Why Study Science?
Science can be fun and entertaining! At the very least, science lessons are an essential part of the Curriculum and lead to accreditation which is valuable by itself.
The true value of the science course lies within learning about the world around you. Science is the perfect subject to complement a child’s natural curiosity. Adding to the mix are skills for life such as perseverance, problem-solving and researching, teaching pupils to form their own opinions, rather than taking those of others for granted. This helps pupils to think about what could happen before they do it, creating a hypothesis in their mind, learning that not everything works the first time as some experiences fall in a heap and you have to find out what went wrong, and try again.
At a glance:
Science involves a lot of communication with other people.
- Science develops patience and perseverance
- It can help form a healthy dose of scepticism
- Science teaches pupils about the world around them
- Science can spark in pupils mind minds that they, too, can help solve the world’s big problems.
At the Horizon School, Hartlepool students follow a variety of Science courses appropriate to their level. At Key Stage 2/3 pupils follow Science topics based on the National Curriculum, with an emphasis of plugging the gaps in their knowledge and skills. This ensures that upon returning to mainstream school they are not disadvantaged from their peers.
In Key Stage 4 the majority of pupils study a Double Award GCSE in Science. For those pupils who are not able to access this course, there are a range of Entry level qualifications available in Science. This allows us to focus on maximising the scientific skills of our students, and ensures that no students leave the Horizon School, Hartlepool without being given the opportunity to experience the wonder of the world around them. Most students will achieve 2 GCSE’s in the process, ensuring students are proficient in the analytical skills they will need as an adult, whilst also enabling them to access a wider range of post-16 provision.
Defining spiritual, moral, social, cultural development within Science

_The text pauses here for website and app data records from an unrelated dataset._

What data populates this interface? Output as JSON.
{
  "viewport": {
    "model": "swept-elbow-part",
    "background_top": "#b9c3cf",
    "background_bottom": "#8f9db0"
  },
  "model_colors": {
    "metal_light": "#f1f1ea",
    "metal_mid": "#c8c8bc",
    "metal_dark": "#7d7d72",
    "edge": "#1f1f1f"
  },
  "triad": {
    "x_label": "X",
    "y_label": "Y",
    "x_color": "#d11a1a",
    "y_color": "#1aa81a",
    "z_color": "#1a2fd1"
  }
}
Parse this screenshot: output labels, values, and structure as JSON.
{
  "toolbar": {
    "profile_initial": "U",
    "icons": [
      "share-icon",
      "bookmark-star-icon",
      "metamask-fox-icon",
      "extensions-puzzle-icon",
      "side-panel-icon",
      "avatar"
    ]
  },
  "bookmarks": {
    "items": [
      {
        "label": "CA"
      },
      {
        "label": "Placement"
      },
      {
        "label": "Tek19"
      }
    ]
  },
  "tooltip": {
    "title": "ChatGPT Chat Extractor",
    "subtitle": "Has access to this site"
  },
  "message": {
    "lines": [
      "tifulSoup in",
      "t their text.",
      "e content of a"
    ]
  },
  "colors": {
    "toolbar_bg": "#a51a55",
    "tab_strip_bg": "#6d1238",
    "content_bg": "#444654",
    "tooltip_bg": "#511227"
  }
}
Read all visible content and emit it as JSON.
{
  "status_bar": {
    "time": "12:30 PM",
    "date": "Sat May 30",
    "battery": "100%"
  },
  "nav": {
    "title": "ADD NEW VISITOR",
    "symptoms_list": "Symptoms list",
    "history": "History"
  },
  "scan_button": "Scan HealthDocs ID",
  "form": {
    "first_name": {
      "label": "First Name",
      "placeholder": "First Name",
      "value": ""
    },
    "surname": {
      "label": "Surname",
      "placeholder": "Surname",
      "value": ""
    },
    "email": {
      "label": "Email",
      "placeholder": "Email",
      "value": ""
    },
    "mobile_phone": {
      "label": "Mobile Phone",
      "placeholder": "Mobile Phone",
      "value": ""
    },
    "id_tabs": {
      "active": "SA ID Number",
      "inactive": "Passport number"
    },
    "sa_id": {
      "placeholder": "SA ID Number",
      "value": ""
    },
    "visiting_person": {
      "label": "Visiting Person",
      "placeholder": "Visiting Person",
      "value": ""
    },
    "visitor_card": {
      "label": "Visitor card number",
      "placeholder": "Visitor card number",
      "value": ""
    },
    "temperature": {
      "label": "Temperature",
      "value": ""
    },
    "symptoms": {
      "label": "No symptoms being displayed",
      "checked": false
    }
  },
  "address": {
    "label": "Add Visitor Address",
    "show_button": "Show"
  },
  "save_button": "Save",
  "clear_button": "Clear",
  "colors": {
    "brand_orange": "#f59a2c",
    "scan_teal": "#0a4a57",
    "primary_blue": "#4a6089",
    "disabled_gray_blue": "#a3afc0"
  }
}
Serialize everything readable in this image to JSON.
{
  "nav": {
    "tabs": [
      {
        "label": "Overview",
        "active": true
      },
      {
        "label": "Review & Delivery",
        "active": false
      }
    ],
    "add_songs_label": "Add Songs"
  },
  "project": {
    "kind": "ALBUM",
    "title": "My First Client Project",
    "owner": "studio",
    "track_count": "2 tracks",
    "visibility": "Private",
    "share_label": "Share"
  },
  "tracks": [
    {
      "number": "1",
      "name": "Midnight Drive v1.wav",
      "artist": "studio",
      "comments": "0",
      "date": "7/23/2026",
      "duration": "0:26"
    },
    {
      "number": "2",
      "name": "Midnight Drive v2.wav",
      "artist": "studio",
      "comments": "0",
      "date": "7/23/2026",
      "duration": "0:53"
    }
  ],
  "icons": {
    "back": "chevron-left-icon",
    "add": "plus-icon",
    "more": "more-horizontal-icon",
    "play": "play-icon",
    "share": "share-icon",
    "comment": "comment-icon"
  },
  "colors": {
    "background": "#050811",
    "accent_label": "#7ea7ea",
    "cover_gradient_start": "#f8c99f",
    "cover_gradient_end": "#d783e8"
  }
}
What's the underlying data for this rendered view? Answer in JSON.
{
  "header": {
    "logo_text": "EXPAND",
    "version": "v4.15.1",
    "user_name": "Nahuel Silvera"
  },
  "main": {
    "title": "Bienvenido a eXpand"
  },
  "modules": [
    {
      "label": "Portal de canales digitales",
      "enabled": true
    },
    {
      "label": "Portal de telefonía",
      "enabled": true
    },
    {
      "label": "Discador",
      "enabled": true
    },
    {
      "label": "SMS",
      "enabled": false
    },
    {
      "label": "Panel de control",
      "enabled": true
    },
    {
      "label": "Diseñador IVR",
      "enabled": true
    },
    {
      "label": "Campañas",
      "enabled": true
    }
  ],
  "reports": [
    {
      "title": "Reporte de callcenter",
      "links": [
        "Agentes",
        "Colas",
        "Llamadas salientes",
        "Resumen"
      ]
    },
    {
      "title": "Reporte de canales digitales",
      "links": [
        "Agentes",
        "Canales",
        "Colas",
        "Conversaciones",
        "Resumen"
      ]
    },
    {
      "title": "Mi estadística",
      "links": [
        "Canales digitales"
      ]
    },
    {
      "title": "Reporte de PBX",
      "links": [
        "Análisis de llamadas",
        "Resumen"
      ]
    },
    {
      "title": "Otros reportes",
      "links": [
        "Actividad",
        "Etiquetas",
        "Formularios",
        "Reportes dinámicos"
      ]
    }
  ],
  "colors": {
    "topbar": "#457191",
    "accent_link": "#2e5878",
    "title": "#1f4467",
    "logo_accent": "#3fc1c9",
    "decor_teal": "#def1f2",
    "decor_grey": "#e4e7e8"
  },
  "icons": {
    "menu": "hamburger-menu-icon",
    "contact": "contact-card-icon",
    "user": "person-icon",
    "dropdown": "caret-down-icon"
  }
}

Within the Science curriculum pupils are given the chance to explore the world in which we live and the effects on the environment, looking at where life comes from and wonders of the natural world. Pupils explore creation of new life through reproduction; exploring reproduction allows pupils to discuss different cultural and moral values of reproduction, allowing for discussion of different religions and faiths.
Exploring our place within the solar system allows us to discuss life on other planets. Pupils are given the opportunities to express their views by extensive questioning and answering.
Within lessons pupils work in small groups, testing and drawing conclusions from fact, giving them an understanding of the differences between fact and opinion. By exploring fertility treatments, cloning, transplants, selective breeding and the conflicts with abortion, pupils can gain an understanding of the moral and ethical issues regarding different faiths and cultural differences giving them the opportunity to reflect on their own beliefs and religious views looking at things from a different perspective. This gives pupils an understanding and appreciation of the wide range of cultural influences that have shaped their own heritage and those of others.
The staff at The Horizon School, Hartlepool take time to listen and build relationships with all the students.
I have a better relationship with the teachers at The Horizon School, Hartlepool. They listen to me and help me with my work
Teachers have high aspirations for pupils and their next steps in life...Pupils are well prepared to leave school after Year 11.